The strangest story is unfolding in Conservative Australia over this week.
I, for one, am entirely baffled by it all and can only conclude that the right must have collectively failed at basic algebra. It serves as an excellent example of a fundamental flaw in the general ideology of the right, of which I've encountered previously on another subject; climate change.
As for the story...
For my international readers, here's the basic story.
– One senior minister, Malcolm Turnbull, of the main conservative party, Liberal Party of Australia, had dinner with another conservative minister of a minor party, Clive Palmer, the leader of PUP.
– Turnbull was then accused of destabilising the Libs for refuting Bolt's claim (ie. 'he should have ignored it if it wasn't true).
– A conservative shock jock, Alan Jones, interviewed Turnbull to challenge him on this and other claims. He refuted the arguments thrown at him.
– Turnbull was then accused of destabilising the Libs for refuting the claims made by Jones.
Can you see why I'm baffled?
A does not equal B
Here's where the very simply algebra comes into it; nothing adds up.
Sure, following a heated footy match, there may or may not be some pubs you should enter wearing a certain team's colours. But that doesn't go for politics.
Politicians get a nice share of the public purse – that's our money – to run the country. If this wasn't a democracy, then it's easy; what ruler says, ruler gets.
Not so when you're stuck in a house with people who disagree with you and also hold a vote on legislation.
While I don't agree with the far right – and I can only see conservative Australia trekking far off into that sunset at present – I understand the need to make peace with other parties for the sake of your political agenda. The Libs need the support of other parties and they have a better chance with PUP than they do with the left.

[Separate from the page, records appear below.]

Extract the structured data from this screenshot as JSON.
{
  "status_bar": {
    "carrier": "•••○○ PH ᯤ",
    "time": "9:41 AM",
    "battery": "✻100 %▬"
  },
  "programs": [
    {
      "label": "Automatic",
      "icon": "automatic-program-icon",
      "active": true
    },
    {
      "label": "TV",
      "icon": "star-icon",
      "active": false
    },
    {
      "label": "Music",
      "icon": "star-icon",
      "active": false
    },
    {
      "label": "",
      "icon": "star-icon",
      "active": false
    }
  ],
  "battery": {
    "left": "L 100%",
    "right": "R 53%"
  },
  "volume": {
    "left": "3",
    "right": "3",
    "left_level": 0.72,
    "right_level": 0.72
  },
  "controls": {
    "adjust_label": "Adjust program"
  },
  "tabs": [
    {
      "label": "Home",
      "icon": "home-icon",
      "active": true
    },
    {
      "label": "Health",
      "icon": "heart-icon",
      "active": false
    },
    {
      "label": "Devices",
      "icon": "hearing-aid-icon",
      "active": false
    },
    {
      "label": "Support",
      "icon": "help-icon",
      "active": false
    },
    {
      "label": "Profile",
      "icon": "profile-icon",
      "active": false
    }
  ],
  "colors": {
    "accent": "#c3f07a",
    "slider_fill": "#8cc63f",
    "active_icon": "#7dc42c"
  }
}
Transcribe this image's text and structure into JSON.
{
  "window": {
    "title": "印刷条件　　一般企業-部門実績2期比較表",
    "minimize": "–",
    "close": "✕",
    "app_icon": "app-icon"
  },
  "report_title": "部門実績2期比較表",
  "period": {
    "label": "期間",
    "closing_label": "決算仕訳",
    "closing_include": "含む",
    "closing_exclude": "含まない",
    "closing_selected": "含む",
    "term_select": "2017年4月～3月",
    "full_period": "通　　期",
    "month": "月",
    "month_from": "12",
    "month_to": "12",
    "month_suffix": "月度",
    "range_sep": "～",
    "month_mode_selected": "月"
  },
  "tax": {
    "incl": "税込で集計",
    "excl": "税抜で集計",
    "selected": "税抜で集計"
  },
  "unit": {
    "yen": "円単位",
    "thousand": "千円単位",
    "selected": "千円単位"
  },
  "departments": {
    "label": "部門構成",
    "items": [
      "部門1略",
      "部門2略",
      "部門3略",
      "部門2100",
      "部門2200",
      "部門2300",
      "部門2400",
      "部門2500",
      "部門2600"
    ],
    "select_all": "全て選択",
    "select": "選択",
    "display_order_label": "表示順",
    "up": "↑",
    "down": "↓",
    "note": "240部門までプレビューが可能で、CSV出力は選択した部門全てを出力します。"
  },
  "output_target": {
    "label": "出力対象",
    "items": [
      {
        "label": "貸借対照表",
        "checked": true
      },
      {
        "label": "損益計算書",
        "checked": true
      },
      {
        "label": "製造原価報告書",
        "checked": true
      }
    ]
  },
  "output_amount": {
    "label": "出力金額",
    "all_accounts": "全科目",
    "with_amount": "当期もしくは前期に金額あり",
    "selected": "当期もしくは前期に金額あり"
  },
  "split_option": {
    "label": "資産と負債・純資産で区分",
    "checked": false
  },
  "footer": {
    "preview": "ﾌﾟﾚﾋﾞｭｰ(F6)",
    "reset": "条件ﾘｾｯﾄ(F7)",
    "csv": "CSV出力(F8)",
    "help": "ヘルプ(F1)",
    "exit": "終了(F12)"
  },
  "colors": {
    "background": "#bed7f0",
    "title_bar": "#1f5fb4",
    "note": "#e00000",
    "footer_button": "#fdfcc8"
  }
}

Being civil enough to share a meal with members of other parties, surely, isn't restricted to this one event. I think it's a safe bet to say that members of the left and right have done something so risky as to share a couple rounds of beer at one point or another.
This bizarre story gets even worse. Somehow Turnbull's defiance gives life to the claims.
Anyone who has bothered to challenge climate change deniers would have seen this before. Put simply, they will eventually get to the argument: “If the sceptics don't have a case, why do you challenge them, then?”
Some of us, as crazy as it sounds, have a problem when we spot others peddling horse manure as 'miracle face cream'.
You might ask; why should anyone bother, right? If someone is willing to wear that crap, be it on their own head.
I disagree, obviously. I don't like being taken for a ride and feel uncomfortable idly sitting back while I watch others being led on. I'm somewhat of a fan of reality.
Now, I can understand why Turnbull took these claims on; he's not about to sit back and enjoy a stinky face mask. He is in the public arena and he has two popular chaps from the media making challenges on his position. Who would he be doing any favours to by letting them slide? Are we so sure that his silence would have been seen as anything but an admission of guilt?
A dish too spicy
Turnbull, from what I can tell (noting that neither Bolt or Jones provided additional supportive information), has done nothing but have dinner with someone. How did this story even happen?
Listening to the interview with Jones and his near shrill insistence that Turnbull would never again be the leader of the Coalition, I came up with the only potential reason for all of this that I could fathom.
The budget has been a disaster for the Libs. Their popularity has crashed and regardless of their best efforts, large pockets of the community (myself included) deem the budget unfair and potentially damaging to the future equity of the two most fundamental aspects to our lives; health and education.
The Australian Labor Party have kept more or less quiet. It seems the Libs are doing enough damage to themselves.
People like Bolt and Jones did their bit to help Abbott rise to the top job and now it seems difficult to see how he can maintain it with such a public backlash. Of course, some people will be thinking a new face is needed and obviously Turnbull, who remains fairly popular, would be one person who jumps to mind.
From what I know of Bolt's writing and from Jones, with his Galileo Movement, when the choice is between Abbott and Turnbull, the selection is very clear. I might be wrong, but could all this madness be an attempt to nip that particular bud before it blooms?
Whatever the case may be, we must be thankful for the chance dinner for it gave us all something very special; it gave us great insight to the conservative mind.
Tim Lubcke blogs at New Anthropocene.